[DATA SHOWN Boundary: Start]

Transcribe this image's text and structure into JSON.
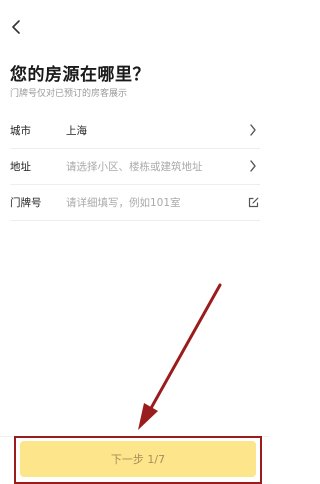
{
  "header": {
    "back_icon": "chevron-left-icon",
    "title": "您的房源在哪里？",
    "subtitle": "门牌号仅对已预订的房客展示"
  },
  "form": {
    "city": {
      "label": "城市",
      "value": "上海",
      "icon": "chevron-right-icon"
    },
    "address": {
      "label": "地址",
      "placeholder": "请选择小区、楼栋或建筑地址",
      "icon": "chevron-right-icon"
    },
    "door": {
      "label": "门牌号",
      "placeholder": "请详细填写，例如101室",
      "icon": "edit-icon"
    }
  },
  "footer": {
    "next_label": "下一步 1/7"
  },
  "colors": {
    "button_bg": "#fde58c",
    "button_text": "#a98e5a",
    "annotation": "#9b1c1c"
  }
}
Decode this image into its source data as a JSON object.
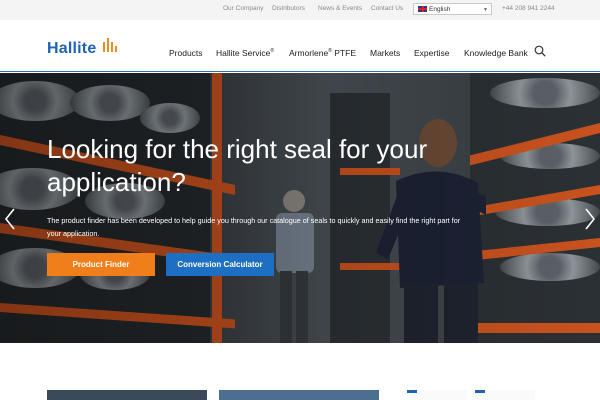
{
  "utility": {
    "links": [
      "Our Company",
      "Distributors",
      "News & Events",
      "Contact Us"
    ],
    "language": "English",
    "phone": "+44 208 941 2244"
  },
  "header": {
    "logo": "Hallite",
    "nav": [
      {
        "label": "Products",
        "sup": ""
      },
      {
        "label": "Hallite Service",
        "sup": "®"
      },
      {
        "label": "Armorlene",
        "sup": "®",
        "suffix": " PTFE"
      },
      {
        "label": "Markets",
        "sup": ""
      },
      {
        "label": "Expertise",
        "sup": ""
      },
      {
        "label": "Knowledge Bank",
        "sup": ""
      }
    ],
    "search_icon": "search-icon"
  },
  "hero": {
    "title": "Looking for the right seal for your application?",
    "body": "The product finder has been developed to help guide you through our catalogue of seals to quickly and easily find the right part for your application.",
    "primary_button": "Product Finder",
    "secondary_button": "Conversion Calculator",
    "prev_icon": "chevron-left-icon",
    "next_icon": "chevron-right-icon"
  },
  "colors": {
    "brand_blue": "#1e63b5",
    "accent_orange": "#f07f1b",
    "button_blue": "#1d6fc4"
  }
}
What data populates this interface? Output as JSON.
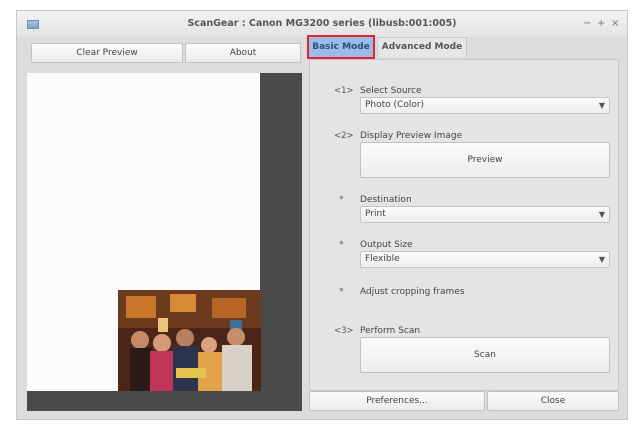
{
  "window": {
    "title": "ScanGear : Canon MG3200 series (libusb:001:005)",
    "minimize_label": "−",
    "maximize_label": "+",
    "close_label": "×"
  },
  "toolbar": {
    "clear_preview_label": "Clear Preview",
    "about_label": "About"
  },
  "tabs": [
    {
      "label": "Basic Mode",
      "selected": true
    },
    {
      "label": "Advanced Mode",
      "selected": false
    }
  ],
  "steps": {
    "select_source": {
      "num": "<1>",
      "label": "Select Source",
      "value": "Photo (Color)"
    },
    "display_preview": {
      "num": "<2>",
      "label": "Display Preview Image",
      "button": "Preview"
    },
    "destination": {
      "num": "*",
      "label": "Destination",
      "value": "Print"
    },
    "output_size": {
      "num": "*",
      "label": "Output Size",
      "value": "Flexible"
    },
    "adjust_cropping": {
      "num": "*",
      "label": "Adjust cropping frames"
    },
    "perform_scan": {
      "num": "<3>",
      "label": "Perform Scan",
      "button": "Scan"
    }
  },
  "footer": {
    "preferences_label": "Preferences...",
    "close_label": "Close"
  },
  "icons": {
    "dropdown": "▼"
  },
  "colors": {
    "tab_selected_bg": "#9cbbe6",
    "highlight_border": "#e32230"
  }
}
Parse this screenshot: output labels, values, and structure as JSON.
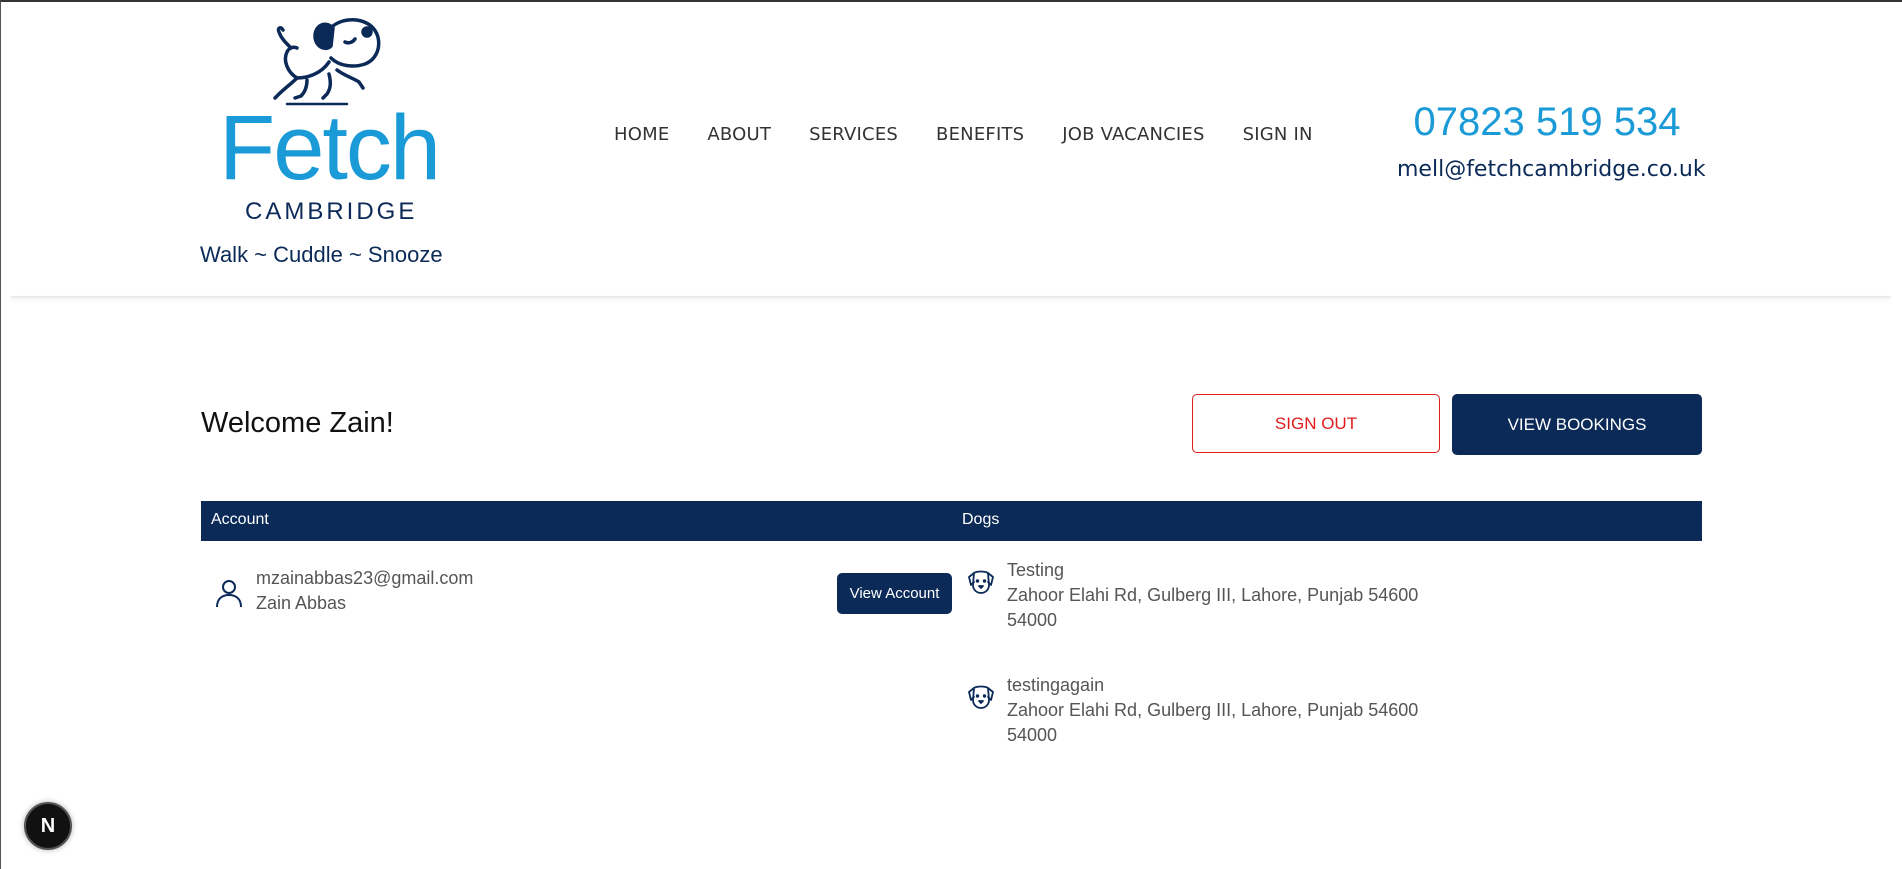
{
  "logo": {
    "brand": "Fetch",
    "city": "CAMBRIDGE",
    "tagline": "Walk ~ Cuddle ~ Snooze",
    "icon": "dog-logo-icon",
    "brand_color": "#1a9ad6",
    "navy_color": "#0b2a57"
  },
  "nav": {
    "items": [
      "HOME",
      "ABOUT",
      "SERVICES",
      "BENEFITS",
      "JOB VACANCIES",
      "SIGN IN"
    ]
  },
  "contact": {
    "phone": "07823 519 534",
    "email": "mell@fetchcambridge.co.uk"
  },
  "welcome": {
    "text": "Welcome Zain!",
    "sign_out_label": "SIGN OUT",
    "view_bookings_label": "VIEW BOOKINGS"
  },
  "table": {
    "headers": {
      "account": "Account",
      "dogs": "Dogs"
    },
    "account": {
      "email": "mzainabbas23@gmail.com",
      "name": "Zain Abbas",
      "icon": "user-icon",
      "view_account_label": "View Account"
    },
    "dogs": [
      {
        "name": "Testing",
        "address": "Zahoor Elahi Rd, Gulberg III, Lahore, Punjab 54600",
        "postcode": "54000",
        "icon": "dog-face-icon"
      },
      {
        "name": "testingagain",
        "address": "Zahoor Elahi Rd, Gulberg III, Lahore, Punjab 54600",
        "postcode": "54000",
        "icon": "dog-face-icon"
      }
    ]
  },
  "badge": {
    "letter": "N"
  },
  "colors": {
    "accent": "#0b2a57",
    "danger": "#e01b1b",
    "link_blue": "#1a9ad6"
  }
}
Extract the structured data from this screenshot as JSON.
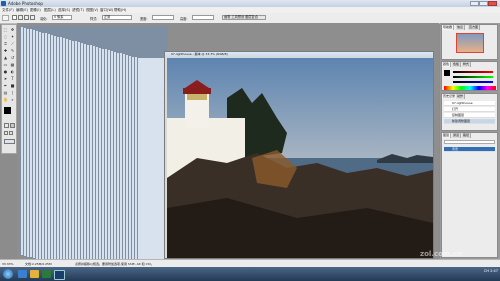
{
  "window": {
    "title": "Adobe Photoshop"
  },
  "menu": [
    "文件(F)",
    "编辑(E)",
    "图像(I)",
    "图层(L)",
    "选择(S)",
    "滤镜(T)",
    "视图(V)",
    "窗口(W)",
    "帮助(H)"
  ],
  "options": {
    "feather_label": "羽化:",
    "feather_value": "0 像素",
    "style_label": "样式:",
    "style_value": "正常",
    "width_label": "宽度:",
    "height_label": "高度:",
    "panel_tabs": "画笔 工具预设 图层复合"
  },
  "document": {
    "title": "07-lighthouse - 副本 @ 33.3% (RGB/8)"
  },
  "panels": {
    "navigator_tabs": [
      "导航器",
      "信息",
      "直方图"
    ],
    "color_tabs": [
      "颜色",
      "色板",
      "样式"
    ],
    "history_tabs": [
      "历史记录",
      "动作"
    ],
    "history_items": [
      "07-lighthouse",
      "打开",
      "复制图层",
      "新建调整图层"
    ],
    "layers_tabs": [
      "图层",
      "通道",
      "路径"
    ],
    "layers_items": [
      "背景"
    ]
  },
  "status": {
    "zoom": "33.33%",
    "doc": "文档:2.25M/2.25M",
    "hint": "点按并拖移以框选。要用附加选项,使用 Shift, Alt 和 Ctrl。"
  },
  "taskbar": {
    "lang": "CH",
    "time": "2:47"
  },
  "watermark": "zol.com.cn",
  "colors": {
    "accent": "#2f6fb5",
    "sky_top": "#5d84b0",
    "sky_horizon": "#f0b88a"
  }
}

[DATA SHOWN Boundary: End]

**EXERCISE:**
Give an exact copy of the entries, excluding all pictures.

**EXERCISE OUTPUT:**
Transcribe this image's text and structure into JSON.
{
  "header": {
    "back_icon": "chevron-left-icon",
    "title": "您的房源在哪里？",
    "subtitle": "门牌号仅对已预订的房客展示"
  },
  "form": {
    "city": {
      "label": "城市",
      "value": "上海",
      "icon": "chevron-right-icon"
    },
    "address": {
      "label": "地址",
      "placeholder": "请选择小区、楼栋或建筑地址",
      "icon": "chevron-right-icon"
    },
    "door": {
      "label": "门牌号",
      "placeholder": "请详细填写，例如101室",
      "icon": "edit-icon"
    }
  },
  "footer": {
    "next_label": "下一步 1/7"
  },
  "colors": {
    "button_bg": "#fde58c",
    "button_text": "#a98e5a",
    "annotation": "#9b1c1c"
  }
}
Decode this image into its source data as a JSON object.
{
  "utility": {
    "links": [
      "Our Company",
      "Distributors",
      "News & Events",
      "Contact Us"
    ],
    "language": "English",
    "phone": "+44 208 941 2244"
  },
  "header": {
    "logo": "Hallite",
    "nav": [
      {
        "label": "Products",
        "sup": ""
      },
      {
        "label": "Hallite Service",
        "sup": "®"
      },
      {
        "label": "Armorlene",
        "sup": "®",
        "suffix": " PTFE"
      },
      {
        "label": "Markets",
        "sup": ""
      },
      {
        "label": "Expertise",
        "sup": ""
      },
      {
        "label": "Knowledge Bank",
        "sup": ""
      }
    ],
    "search_icon": "search-icon"
  },
  "hero": {
    "title": "Looking for the right seal for your application?",
    "body": "The product finder has been developed to help guide you through our catalogue of seals to quickly and easily find the right part for your application.",
    "primary_button": "Product Finder",
    "secondary_button": "Conversion Calculator",
    "prev_icon": "chevron-left-icon",
    "next_icon": "chevron-right-icon"
  },
  "colors": {
    "brand_blue": "#1e63b5",
    "accent_orange": "#f07f1b",
    "button_blue": "#1d6fc4"
  }
}
What data populates this interface? Output as JSON.
{
  "window": {
    "title": "ScanGear : Canon MG3200 series (libusb:001:005)",
    "minimize_label": "−",
    "maximize_label": "+",
    "close_label": "×"
  },
  "toolbar": {
    "clear_preview_label": "Clear Preview",
    "about_label": "About"
  },
  "tabs": [
    {
      "label": "Basic Mode",
      "selected": true
    },
    {
      "label": "Advanced Mode",
      "selected": false
    }
  ],
  "steps": {
    "select_source": {
      "num": "<1>",
      "label": "Select Source",
      "value": "Photo (Color)"
    },
    "display_preview": {
      "num": "<2>",
      "label": "Display Preview Image",
      "button": "Preview"
    },
    "destination": {
      "num": "*",
      "label": "Destination",
      "value": "Print"
    },
    "output_size": {
      "num": "*",
      "label": "Output Size",
      "value": "Flexible"
    },
    "adjust_cropping": {
      "num": "*",
      "label": "Adjust cropping frames"
    },
    "perform_scan": {
      "num": "<3>",
      "label": "Perform Scan",
      "button": "Scan"
    }
  },
  "footer": {
    "preferences_label": "Preferences...",
    "close_label": "Close"
  },
  "icons": {
    "dropdown": "▼"
  },
  "colors": {
    "tab_selected_bg": "#9cbbe6",
    "highlight_border": "#e32230"
  }
}
Parse this screenshot: output labels, values, and structure as JSON.
{
  "logo": {
    "brand": "Fetch",
    "city": "CAMBRIDGE",
    "tagline": "Walk ~ Cuddle ~ Snooze",
    "icon": "dog-logo-icon",
    "brand_color": "#1a9ad6",
    "navy_color": "#0b2a57"
  },
  "nav": {
    "items": [
      "HOME",
      "ABOUT",
      "SERVICES",
      "BENEFITS",
      "JOB VACANCIES",
      "SIGN IN"
    ]
  },
  "contact": {
    "phone": "07823 519 534",
    "email": "mell@fetchcambridge.co.uk"
  },
  "welcome": {
    "text": "Welcome Zain!",
    "sign_out_label": "SIGN OUT",
    "view_bookings_label": "VIEW BOOKINGS"
  },
  "table": {
    "headers": {
      "account": "Account",
      "dogs": "Dogs"
    },
    "account": {
      "email": "mzainabbas23@gmail.com",
      "name": "Zain Abbas",
      "icon": "user-icon",
      "view_account_label": "View Account"
    },
    "dogs": [
      {
        "name": "Testing",
        "address": "Zahoor Elahi Rd, Gulberg III, Lahore, Punjab 54600",
        "postcode": "54000",
        "icon": "dog-face-icon"
      },
      {
        "name": "testingagain",
        "address": "Zahoor Elahi Rd, Gulberg III, Lahore, Punjab 54600",
        "postcode": "54000",
        "icon": "dog-face-icon"
      }
    ]
  },
  "badge": {
    "letter": "N"
  },
  "colors": {
    "accent": "#0b2a57",
    "danger": "#e01b1b",
    "link_blue": "#1a9ad6"
  }
}
Extract the structured data from this screenshot as JSON.
{
  "window": {
    "title": "Adobe Photoshop"
  },
  "menu": [
    "文件(F)",
    "编辑(E)",
    "图像(I)",
    "图层(L)",
    "选择(S)",
    "滤镜(T)",
    "视图(V)",
    "窗口(W)",
    "帮助(H)"
  ],
  "options": {
    "feather_label": "羽化:",
    "feather_value": "0 像素",
    "style_label": "样式:",
    "style_value": "正常",
    "width_label": "宽度:",
    "height_label": "高度:",
    "panel_tabs": "画笔 工具预设 图层复合"
  },
  "document": {
    "title": "07-lighthouse - 副本 @ 33.3% (RGB/8)"
  },
  "panels": {
    "navigator_tabs": [
      "导航器",
      "信息",
      "直方图"
    ],
    "color_tabs": [
      "颜色",
      "色板",
      "样式"
    ],
    "history_tabs": [
      "历史记录",
      "动作"
    ],
    "history_items": [
      "07-lighthouse",
      "打开",
      "复制图层",
      "新建调整图层"
    ],
    "layers_tabs": [
      "图层",
      "通道",
      "路径"
    ],
    "layers_items": [
      "背景"
    ]
  },
  "status": {
    "zoom": "33.33%",
    "doc": "文档:2.25M/2.25M",
    "hint": "点按并拖移以框选。要用附加选项,使用 Shift, Alt 和 Ctrl。"
  },
  "taskbar": {
    "lang": "CH",
    "time": "2:47"
  },
  "watermark": "zol.com.cn",
  "colors": {
    "accent": "#2f6fb5",
    "sky_top": "#5d84b0",
    "sky_horizon": "#f0b88a"
  }
}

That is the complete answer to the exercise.